With Linda Greve, Aarhus University (Denmark)
This work presents a comparative analysis of metaphor in the New Year’s Eve speeches (NYEs) of the Danish queen and the Norwegian king. NYEs constitute an annual tradition in both countries, broadcast early in the evening of December 31 of each year, where these monarchs summarize the highlights of the past year and look ahead to hopes and aspirations for the year to come. Our primary data consists of two sets of five speeches per monarch, every other year from the past decade (2009, 2011, 2013, 2015, 2017), roughly 4500 words per set. The monarchs are therefore discussing many of the same events, in speeches that have identical purposes.

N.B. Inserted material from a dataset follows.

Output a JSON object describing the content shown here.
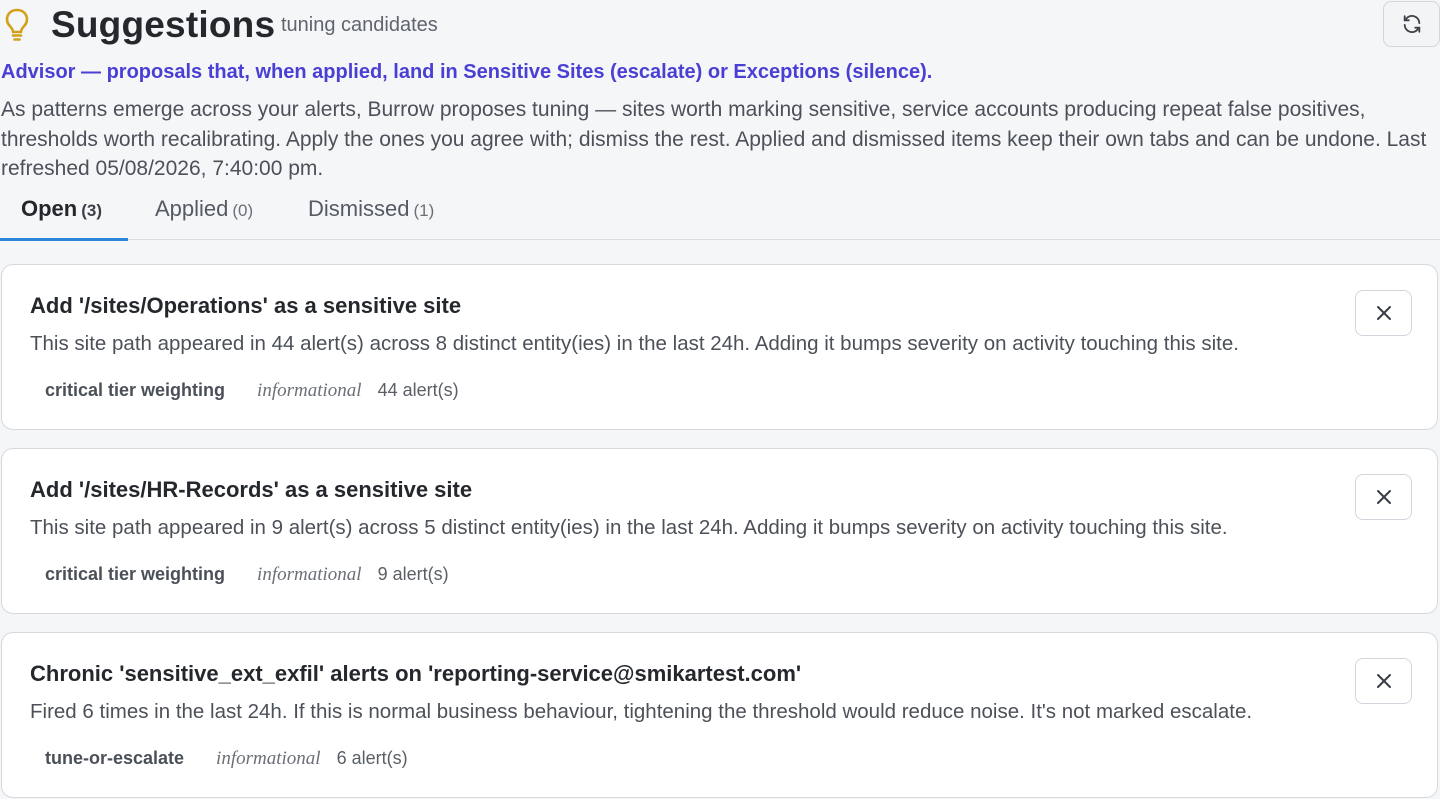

We apply a modified version of the Deliberate Metaphor Identification Procedure (Reijnierse et al. 2017) to all texts – modified by virtue of being applied to Scandinavian languages with the newly-developed Scandinavian version of the Metaphor Identification Procedure Vrije Universiteit (see Authors (forthcoming)). We complement this analysis by visualizing metaphorical density in each speech in separate time series analyses (see Cameron and Stelma 2004; Littlemore et al. 2014; Author1 (submitted)), to identify all metaphorical clusters in each speech (that is, groupings with a frequency of >20% metaphor over a 20-word span).
txt files: noda
Despite similarities in country and language background, topic, and genre, we reject the null hypothesis that there will be no significant differences (in terms of quantity) in the role metaphor plays in these monarchs’ speeches. You will find out metaphor density charts per speech here. However, there are differences in the ways in which these two monarchs employ metaphor rhetorically.
Our analytical approach involving deliberate metaphors and metaphor clustering in the context of Scandinavian NYEs facilitates determination of the function metaphor plays, as well as how similar messages may be conveyed, both with and without use of metaphors.